ANCHORMAN: THE LEGEND OF RON BURGUNDY (2004) Watching Will Ferrell mug into a news camera as a pompous, preening playboy for 94 minutes would be enough to sell a movie. But we also get Steve Carell, Paul Rudd, Fred Willard, Christina Applegate, Vince Vaughn, Jack Black, David Koechner, a jazz flute solo, and a dog named Baxter who can communicate with bears. Peaking with one of the most unexpectedly absurd fight scenes ever filmed (“There were horses, and a man on fire, and I killed a guy with a trident,”) Anchorman truly is the stuff of legend.

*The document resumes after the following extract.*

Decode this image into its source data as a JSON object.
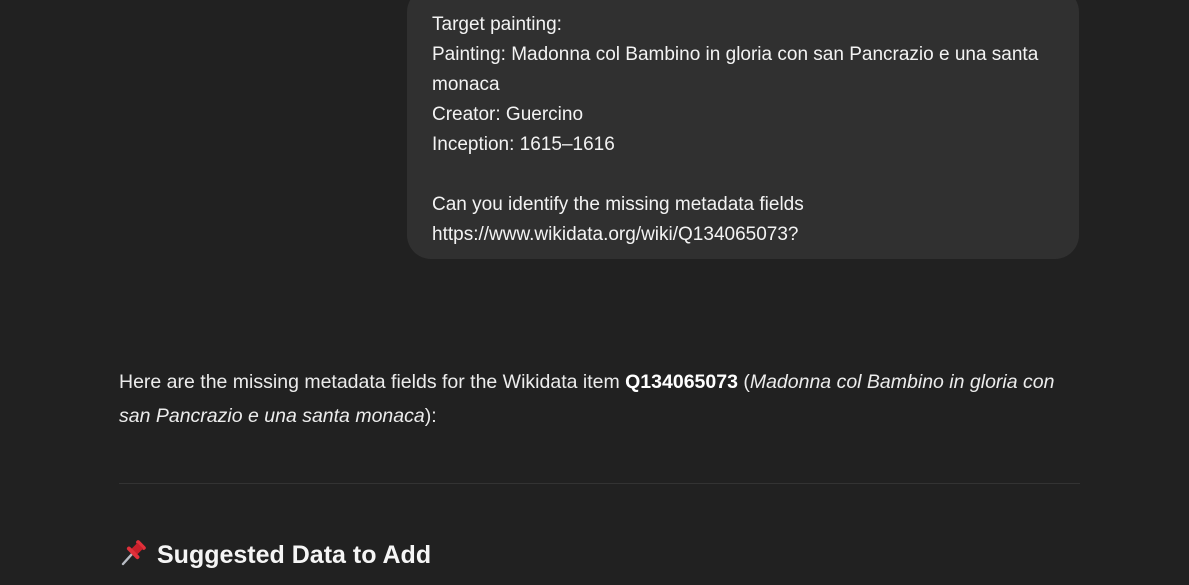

NAPOLEON DYNAMITE (2004) Ah, the film that put Preston, Idaho on the map. Taking teen comedies to an awkward, uncomfortable extreme, Napoleon earns a place in the pantheon for Jon Heder’s triumphantly ‘80s dance moves alone. Sweet.
BORAT: CULTURAL LEARNINGS OF AMERICA FOR MAKE BENEFIT GLORIOUS NATION OF KAZAKHSTAN (2006) Flying the Andy Kaufman-brand freak flag proudly, Sacha Baron Cohen’s foreign guy avatar brings out the best and worst in America. This false Kazakhstani’s road trip to marry Pamela Anderson prompts myriad unforgettable scenes—and one scene we all wish we could forget.
LITTLE MISS SUNSHINE (2006) A family of misfits and misanthropes travel West in a busted VW Microbus to enter their seven-year-old daughter in a beauty pageant. An alternately sweet and sour script takes exuberant life from a perfect cast: Steve Carrell, Alan Arkin, Toni Collette, Greg Kinnear, Paul Dano, and the debut of Abigail Breslin, who auditioned for the film when she was six.
JUNO (2007) A teenage girl is thrust into adult decisions following an unplanned pregnancy. Hilarious, right? Heavy subject matter receives comic levity from a flawlessly funny cast (Ellen Page, Michael Cera, Jason Bateman, J.K. Simmons, Allison Janney), plus a sweet and quick-witted script by first-time scribe Diablo Cody, and one of the more memorable animated title sequences in decades.
THE HANGOVER (2009) A Vegas bachelor party becomes a missing persons’ investigation when three inept friends lose the groom, and apparently their dignity. Zach Galifianakis, Ed Helms, and Bradley Cooper prove a shockingly potent cocktail of comic energy while embarking on a hellish backtrack through the previous night’s terrible decisions. Ignore parts II and III.
GET HIM TO THE GREEK (2010) The buddy road formula is pumped full of rock-star excess when a record company schlub (Jonah Hill) is charged with transporting notoriously impulsive and drug-addled music sensation Aldous Snow (Russell Brand) to L.A. If the core comedy of Hill and Brand wasn’t enough for you, dangerously wealthy record exec P-Diddy sweetens the daiquiri. Also: “Fuzzy wall.”